[App and web page records]
•••
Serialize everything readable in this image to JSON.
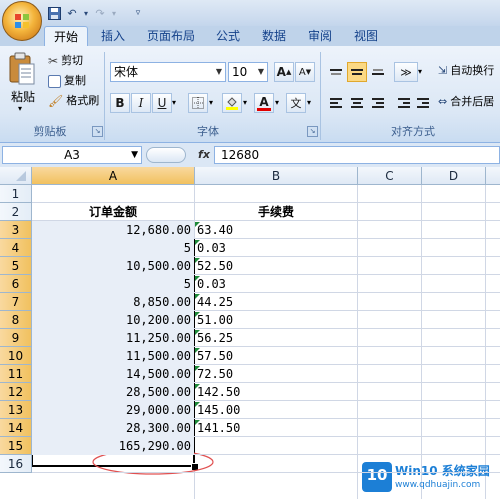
{
  "tabs": [
    "开始",
    "插入",
    "页面布局",
    "公式",
    "数据",
    "审阅",
    "视图"
  ],
  "active_tab": "开始",
  "clipboard": {
    "paste_label": "粘贴",
    "cut_label": "剪切",
    "copy_label": "复制",
    "format_painter_label": "格式刷",
    "group_label": "剪贴板"
  },
  "font": {
    "font_name": "宋体",
    "font_size": "10",
    "bold": "B",
    "italic": "I",
    "underline": "U",
    "font_color_letter": "A",
    "wen": "文",
    "group_label": "字体",
    "grow": "A",
    "shrink": "A"
  },
  "alignment": {
    "wrap_text_label": "自动换行",
    "merge_center_label": "合并后居",
    "group_label": "对齐方式"
  },
  "formula_bar": {
    "name_box": "A3",
    "fx": "fx",
    "value": "12680"
  },
  "columns": [
    "A",
    "B",
    "C",
    "D"
  ],
  "rows": [
    "1",
    "2",
    "3",
    "4",
    "5",
    "6",
    "7",
    "8",
    "9",
    "10",
    "11",
    "12",
    "13",
    "14",
    "15",
    "16"
  ],
  "headers": {
    "order_amount": "订单金额",
    "fee": "手续费"
  },
  "data_rows": [
    {
      "amount": "12,680.00",
      "fee": "63.40"
    },
    {
      "amount": "5",
      "fee": "0.03"
    },
    {
      "amount": "10,500.00",
      "fee": "52.50"
    },
    {
      "amount": "5",
      "fee": "0.03"
    },
    {
      "amount": "8,850.00",
      "fee": "44.25"
    },
    {
      "amount": "10,200.00",
      "fee": "51.00"
    },
    {
      "amount": "11,250.00",
      "fee": "56.25"
    },
    {
      "amount": "11,500.00",
      "fee": "57.50"
    },
    {
      "amount": "14,500.00",
      "fee": "72.50"
    },
    {
      "amount": "28,500.00",
      "fee": "142.50"
    },
    {
      "amount": "29,000.00",
      "fee": "145.00"
    },
    {
      "amount": "28,300.00",
      "fee": "141.50"
    }
  ],
  "total": "165,290.00",
  "watermark": {
    "logo": "10",
    "name": "Win10 系统家园",
    "url": "www.qdhuajin.com"
  },
  "colors": {
    "selection_border": "#000000",
    "selection_fill": "#e8eef7",
    "circle": "#e05050",
    "header_highlight": "#f1c15f"
  }
}
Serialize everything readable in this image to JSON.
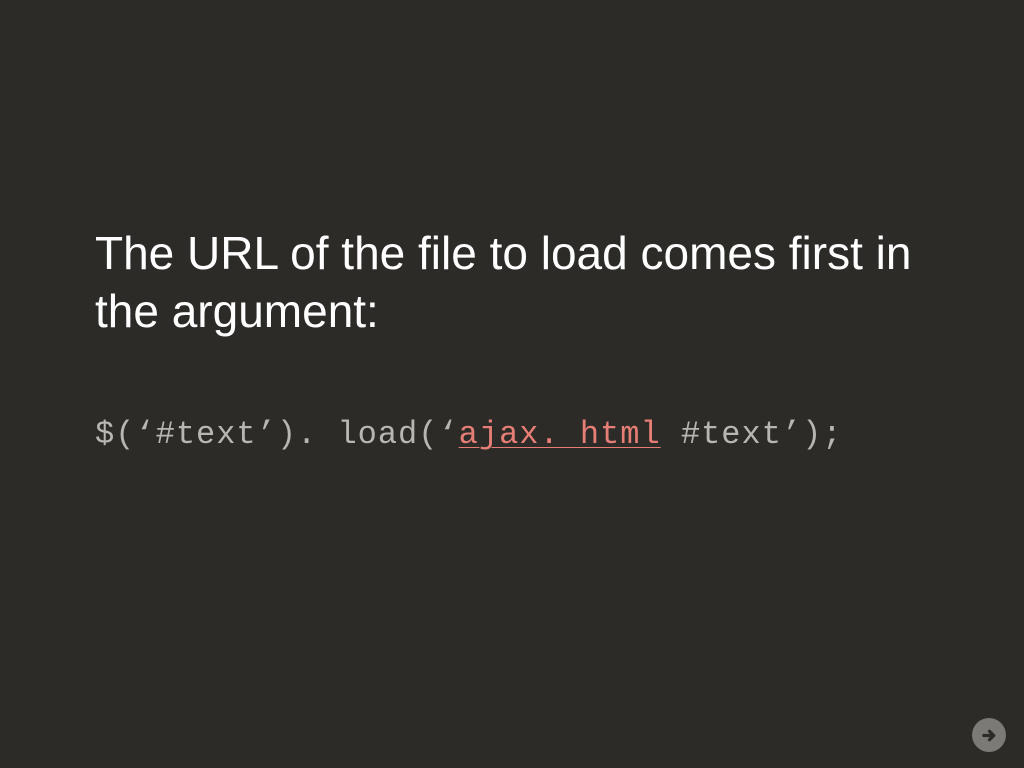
{
  "slide": {
    "heading": "The URL of the file to load comes first in the argument:",
    "code": {
      "prefix": "$(‘#text’). load(‘",
      "highlight": "ajax. html",
      "suffix": " #text’);"
    }
  },
  "controls": {
    "next_label": "Next slide"
  }
}
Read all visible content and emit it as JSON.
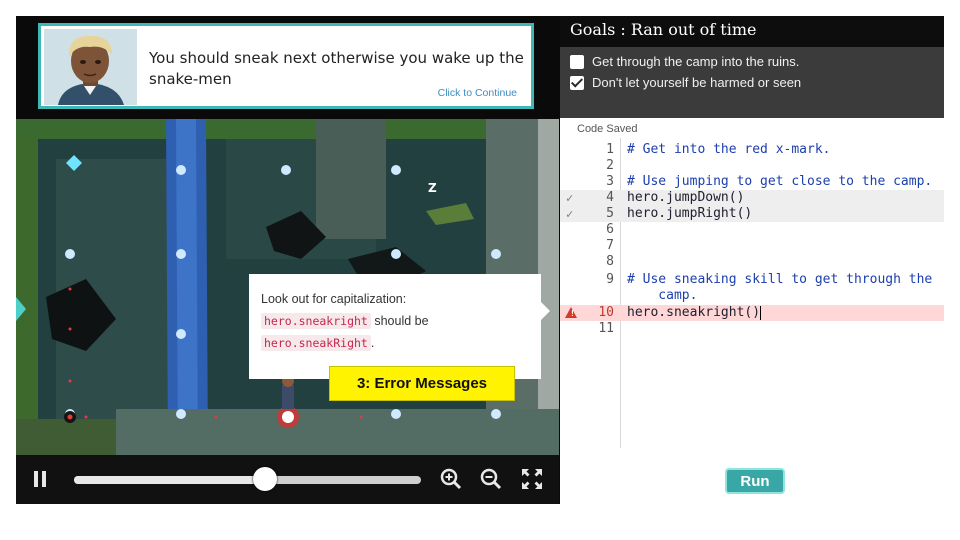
{
  "dialog": {
    "message": "You should sneak next otherwise you wake up the snake-men",
    "continue_label": "Click to Continue"
  },
  "goals": {
    "title": "Goals : Ran out of time",
    "items": [
      {
        "label": "Get through the camp into the ruins.",
        "checked": false
      },
      {
        "label": "Don't let yourself be harmed or seen",
        "checked": true
      }
    ]
  },
  "hint": {
    "line1": "Look out for capitalization:",
    "wrong_code": "hero.sneakright",
    "should_be": "should be",
    "right_code": "hero.sneakRight",
    "period": "."
  },
  "callout": {
    "label": "3: Error Messages"
  },
  "sleep_marker": "Z",
  "playback": {
    "progress": 0.55
  },
  "icons": {
    "pause": "pause-icon",
    "zoom_in": "zoom-in-icon",
    "zoom_out": "zoom-out-icon",
    "fullscreen": "fullscreen-icon"
  },
  "editor": {
    "status": "Code Saved",
    "lines": [
      {
        "num": "1",
        "text": "# Get into the red x-mark.",
        "kind": "comment"
      },
      {
        "num": "2",
        "text": "",
        "kind": "plain"
      },
      {
        "num": "3",
        "text": "# Use jumping to get close to the camp.",
        "kind": "comment"
      },
      {
        "num": "4",
        "text": "hero.jumpDown()",
        "kind": "plain",
        "status": "ok"
      },
      {
        "num": "5",
        "text": "hero.jumpRight()",
        "kind": "plain",
        "status": "ok"
      },
      {
        "num": "6",
        "text": "",
        "kind": "plain"
      },
      {
        "num": "7",
        "text": "",
        "kind": "plain"
      },
      {
        "num": "8",
        "text": "",
        "kind": "plain"
      },
      {
        "num": "9",
        "text": "# Use sneaking skill to get through the",
        "kind": "comment"
      },
      {
        "num": "",
        "text": "    camp.",
        "kind": "comment"
      },
      {
        "num": "10",
        "text": "hero.sneakright()",
        "kind": "plain",
        "status": "error"
      },
      {
        "num": "11",
        "text": "",
        "kind": "plain"
      }
    ],
    "run_label": "Run"
  },
  "colors": {
    "accent": "#3fb7b7",
    "error_row": "#ffd7d7",
    "callout": "#fff300",
    "comment": "#1c3fae"
  }
}
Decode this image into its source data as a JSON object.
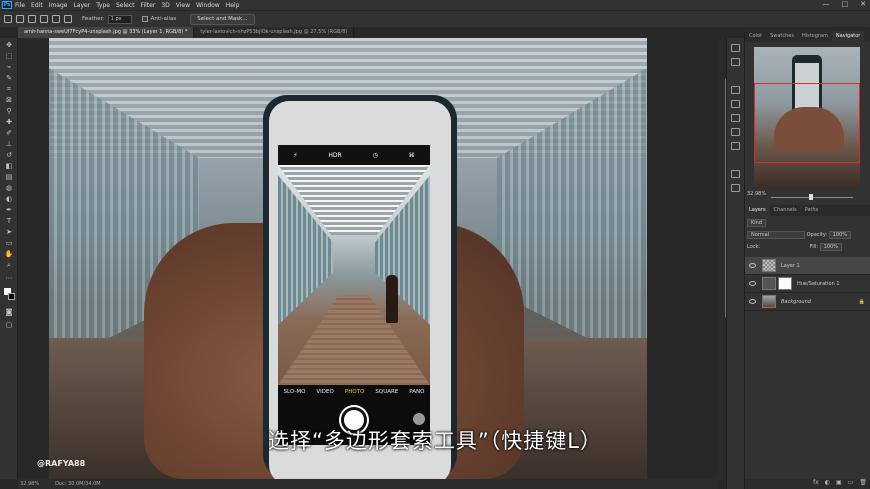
{
  "app": {
    "logo_text": "Ps"
  },
  "menu": [
    "File",
    "Edit",
    "Image",
    "Layer",
    "Type",
    "Select",
    "Filter",
    "3D",
    "View",
    "Window",
    "Help"
  ],
  "window_controls": [
    "—",
    "□",
    "✕"
  ],
  "options": {
    "feather_label": "Feather:",
    "feather_value": "1 px",
    "antialias_label": "Anti-alias",
    "select_mask_label": "Select and Mask..."
  },
  "tabs": [
    {
      "label": "amir-hanna-sweUf7FcyP4-unsplash.jpg @ 33% (Layer 1, RGB/8) *"
    },
    {
      "label": "tyler-lastovich-nhzP53bjlOk-unsplash.jpg @ 27.5% (RGB/8)"
    }
  ],
  "camera": {
    "top": [
      "⚡",
      "HDR",
      "◷",
      "⌘"
    ],
    "modes": [
      "SLO-MO",
      "VIDEO",
      "PHOTO",
      "SQUARE",
      "PANO"
    ],
    "selected_mode": "PHOTO"
  },
  "subtitle": "选择“多边形套索工具”（快捷键L）",
  "watermark": "@RAFYA88",
  "status": {
    "zoom": "32.98%",
    "doc": "Doc: 30.0M/34.0M"
  },
  "panels": {
    "top_tabs": [
      "Color",
      "Swatches",
      "Histogram",
      "Navigator"
    ],
    "top_active": "Navigator",
    "nav_zoom": "32.98%",
    "layer_tabs": [
      "Layers",
      "Channels",
      "Paths"
    ],
    "layer_active": "Layers",
    "kind_label": "Kind",
    "blend_mode": "Normal",
    "opacity_label": "Opacity:",
    "opacity_value": "100%",
    "lock_label": "Lock:",
    "fill_label": "Fill:",
    "fill_value": "100%",
    "layers": [
      {
        "name": "Layer 1",
        "active": true
      },
      {
        "name": "Hue/Saturation 1",
        "active": false
      },
      {
        "name": "Background",
        "active": false
      }
    ],
    "bottom_icons": [
      "fx",
      "◐",
      "▣",
      "▭",
      "🗑"
    ]
  }
}
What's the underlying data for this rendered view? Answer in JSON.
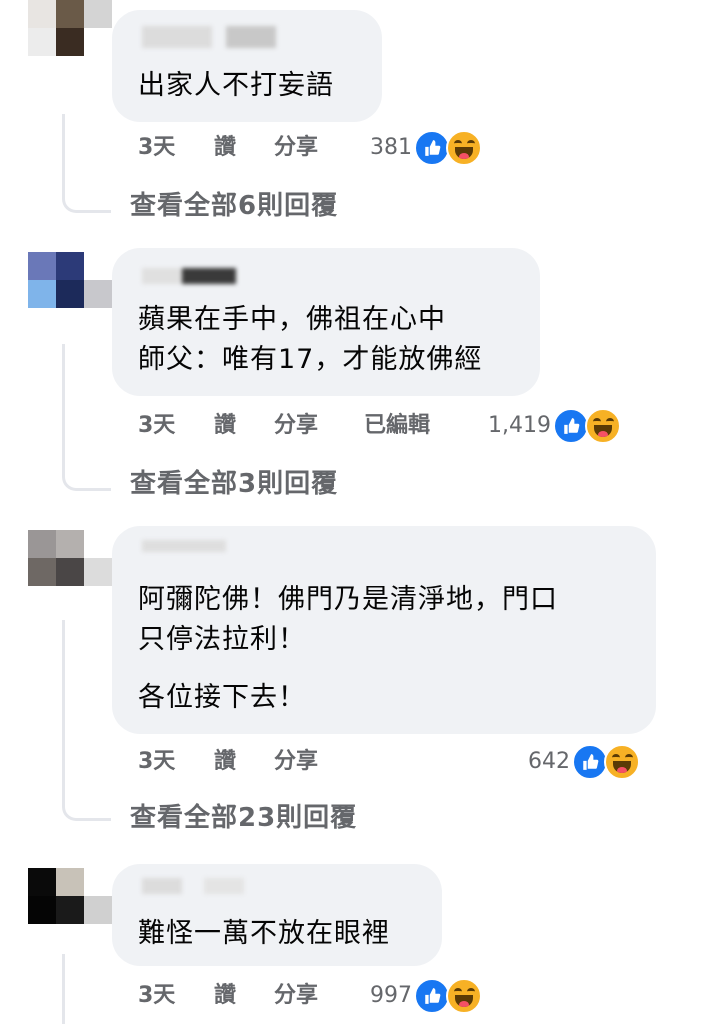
{
  "comments": [
    {
      "lines": [
        "出家人不打妄語"
      ],
      "time": "3天",
      "like": "讚",
      "share": "分享",
      "edited": "",
      "reaction_count": "381",
      "replies": "查看全部6則回覆"
    },
    {
      "lines": [
        "蘋果在手中，佛祖在心中",
        "師父：唯有17，才能放佛經"
      ],
      "time": "3天",
      "like": "讚",
      "share": "分享",
      "edited": "已編輯",
      "reaction_count": "1,419",
      "replies": "查看全部3則回覆"
    },
    {
      "lines": [
        "阿彌陀佛！佛門乃是清淨地，門口",
        "只停法拉利！",
        "各位接下去！"
      ],
      "time": "3天",
      "like": "讚",
      "share": "分享",
      "edited": "",
      "reaction_count": "642",
      "replies": "查看全部23則回覆"
    },
    {
      "lines": [
        "難怪一萬不放在眼裡"
      ],
      "time": "3天",
      "like": "讚",
      "share": "分享",
      "edited": "",
      "reaction_count": "997",
      "replies": ""
    }
  ],
  "reaction_icons": [
    "like-icon",
    "haha-icon"
  ],
  "colors": {
    "like": "#1877f2",
    "haha": "#f7b125",
    "bubble": "#f0f2f5",
    "meta": "#65676b"
  }
}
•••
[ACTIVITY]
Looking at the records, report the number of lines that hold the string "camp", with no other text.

[ANSWER BOX]
3